- _What to produce_:
Scan the entries for "data". Every line that holds it is to be copied.

★ ★ ★ ★ ★ ★ ★

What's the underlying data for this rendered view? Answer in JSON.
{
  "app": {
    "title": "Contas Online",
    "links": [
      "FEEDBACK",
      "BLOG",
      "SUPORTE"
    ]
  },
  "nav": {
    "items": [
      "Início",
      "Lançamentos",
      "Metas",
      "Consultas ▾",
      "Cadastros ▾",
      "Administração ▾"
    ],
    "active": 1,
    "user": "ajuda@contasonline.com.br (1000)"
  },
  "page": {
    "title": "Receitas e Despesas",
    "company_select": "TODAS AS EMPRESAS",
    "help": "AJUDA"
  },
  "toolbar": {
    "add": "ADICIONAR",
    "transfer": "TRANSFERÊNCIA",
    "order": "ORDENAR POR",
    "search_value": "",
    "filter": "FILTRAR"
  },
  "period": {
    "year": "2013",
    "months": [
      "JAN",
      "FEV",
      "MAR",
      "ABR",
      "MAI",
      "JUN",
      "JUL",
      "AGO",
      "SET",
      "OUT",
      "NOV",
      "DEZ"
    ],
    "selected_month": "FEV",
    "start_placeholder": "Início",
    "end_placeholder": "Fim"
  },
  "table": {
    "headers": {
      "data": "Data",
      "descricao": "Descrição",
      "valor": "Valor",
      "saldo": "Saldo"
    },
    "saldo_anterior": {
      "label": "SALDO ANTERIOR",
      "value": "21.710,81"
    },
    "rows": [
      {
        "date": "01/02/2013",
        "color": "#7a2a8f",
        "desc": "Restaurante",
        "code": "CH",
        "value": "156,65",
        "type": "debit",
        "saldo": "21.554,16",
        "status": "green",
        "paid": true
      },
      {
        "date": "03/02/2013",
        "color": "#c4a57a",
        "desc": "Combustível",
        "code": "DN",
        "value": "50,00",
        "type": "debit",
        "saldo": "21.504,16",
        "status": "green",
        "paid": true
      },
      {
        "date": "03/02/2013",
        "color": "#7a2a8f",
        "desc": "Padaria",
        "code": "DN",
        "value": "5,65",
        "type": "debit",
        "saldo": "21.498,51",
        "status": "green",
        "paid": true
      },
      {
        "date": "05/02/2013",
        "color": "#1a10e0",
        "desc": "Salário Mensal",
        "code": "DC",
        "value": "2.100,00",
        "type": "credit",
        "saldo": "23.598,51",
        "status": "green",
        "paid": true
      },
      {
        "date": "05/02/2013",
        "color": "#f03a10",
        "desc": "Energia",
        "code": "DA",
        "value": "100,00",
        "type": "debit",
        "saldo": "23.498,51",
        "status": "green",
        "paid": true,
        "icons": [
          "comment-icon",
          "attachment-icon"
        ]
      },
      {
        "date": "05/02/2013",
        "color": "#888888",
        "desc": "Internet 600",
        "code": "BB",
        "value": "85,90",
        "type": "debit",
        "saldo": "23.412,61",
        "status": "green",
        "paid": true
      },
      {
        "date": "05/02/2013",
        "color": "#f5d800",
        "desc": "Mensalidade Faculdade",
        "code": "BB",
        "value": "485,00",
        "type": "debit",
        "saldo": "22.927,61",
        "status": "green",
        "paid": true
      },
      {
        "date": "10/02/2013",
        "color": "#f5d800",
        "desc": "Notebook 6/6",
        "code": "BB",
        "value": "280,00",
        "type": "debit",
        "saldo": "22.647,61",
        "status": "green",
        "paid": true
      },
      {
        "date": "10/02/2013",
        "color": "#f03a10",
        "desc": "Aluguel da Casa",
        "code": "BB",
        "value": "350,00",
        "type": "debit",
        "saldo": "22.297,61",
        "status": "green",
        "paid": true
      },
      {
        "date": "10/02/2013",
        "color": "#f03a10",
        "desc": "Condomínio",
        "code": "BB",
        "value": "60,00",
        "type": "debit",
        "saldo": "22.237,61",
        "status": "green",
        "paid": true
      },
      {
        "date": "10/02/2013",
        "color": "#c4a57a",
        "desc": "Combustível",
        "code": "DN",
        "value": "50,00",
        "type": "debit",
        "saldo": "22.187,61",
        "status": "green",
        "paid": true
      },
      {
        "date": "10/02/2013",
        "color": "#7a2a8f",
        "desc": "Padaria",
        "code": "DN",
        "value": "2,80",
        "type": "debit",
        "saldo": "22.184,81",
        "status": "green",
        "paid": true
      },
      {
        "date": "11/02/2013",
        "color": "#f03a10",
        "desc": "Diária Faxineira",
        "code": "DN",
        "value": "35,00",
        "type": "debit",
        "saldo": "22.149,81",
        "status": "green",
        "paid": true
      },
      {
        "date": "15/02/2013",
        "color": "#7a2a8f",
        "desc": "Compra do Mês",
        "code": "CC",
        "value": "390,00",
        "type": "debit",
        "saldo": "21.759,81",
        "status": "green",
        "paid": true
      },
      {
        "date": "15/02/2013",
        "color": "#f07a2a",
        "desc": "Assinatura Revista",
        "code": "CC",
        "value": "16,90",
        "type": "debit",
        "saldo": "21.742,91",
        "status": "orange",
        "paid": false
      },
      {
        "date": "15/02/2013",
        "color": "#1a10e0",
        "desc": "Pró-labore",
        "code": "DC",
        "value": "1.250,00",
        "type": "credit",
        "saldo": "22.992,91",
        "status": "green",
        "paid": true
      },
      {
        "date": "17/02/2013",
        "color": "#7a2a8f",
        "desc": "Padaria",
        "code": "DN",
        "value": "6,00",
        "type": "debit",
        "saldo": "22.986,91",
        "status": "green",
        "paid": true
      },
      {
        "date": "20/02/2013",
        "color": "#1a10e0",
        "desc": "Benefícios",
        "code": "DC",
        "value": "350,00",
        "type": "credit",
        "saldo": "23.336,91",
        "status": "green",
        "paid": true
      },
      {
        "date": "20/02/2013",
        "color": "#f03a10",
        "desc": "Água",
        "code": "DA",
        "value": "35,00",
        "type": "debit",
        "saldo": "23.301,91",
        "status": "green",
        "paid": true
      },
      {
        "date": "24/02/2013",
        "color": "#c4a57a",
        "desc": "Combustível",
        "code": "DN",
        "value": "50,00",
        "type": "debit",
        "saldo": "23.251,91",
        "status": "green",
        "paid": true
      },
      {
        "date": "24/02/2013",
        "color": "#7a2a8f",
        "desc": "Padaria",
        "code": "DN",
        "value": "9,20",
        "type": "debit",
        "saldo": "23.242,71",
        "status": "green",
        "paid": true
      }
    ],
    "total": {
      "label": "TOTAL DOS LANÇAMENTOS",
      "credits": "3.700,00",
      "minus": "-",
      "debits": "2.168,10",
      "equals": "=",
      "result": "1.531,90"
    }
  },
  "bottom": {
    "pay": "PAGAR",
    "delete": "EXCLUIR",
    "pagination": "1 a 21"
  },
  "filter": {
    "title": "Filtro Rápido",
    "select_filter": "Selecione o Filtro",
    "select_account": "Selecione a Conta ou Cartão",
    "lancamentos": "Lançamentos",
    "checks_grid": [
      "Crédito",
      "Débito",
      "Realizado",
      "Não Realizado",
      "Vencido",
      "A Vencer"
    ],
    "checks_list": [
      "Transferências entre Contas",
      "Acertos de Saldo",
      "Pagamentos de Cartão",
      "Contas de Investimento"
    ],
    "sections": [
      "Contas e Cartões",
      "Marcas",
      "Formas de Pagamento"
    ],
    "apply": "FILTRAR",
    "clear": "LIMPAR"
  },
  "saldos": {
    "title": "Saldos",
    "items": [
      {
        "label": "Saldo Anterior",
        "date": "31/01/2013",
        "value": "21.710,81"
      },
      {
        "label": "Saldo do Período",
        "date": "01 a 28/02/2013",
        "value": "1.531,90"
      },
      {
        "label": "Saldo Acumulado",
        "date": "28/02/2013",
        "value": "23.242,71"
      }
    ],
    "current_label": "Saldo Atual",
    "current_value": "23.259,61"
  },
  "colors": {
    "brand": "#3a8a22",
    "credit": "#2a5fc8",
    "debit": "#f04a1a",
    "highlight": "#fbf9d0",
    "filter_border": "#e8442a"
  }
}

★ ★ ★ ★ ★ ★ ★

- _Exercise solution_:
What's the underlying data for this rendered view? Answer in JSON.
      "data": "Data",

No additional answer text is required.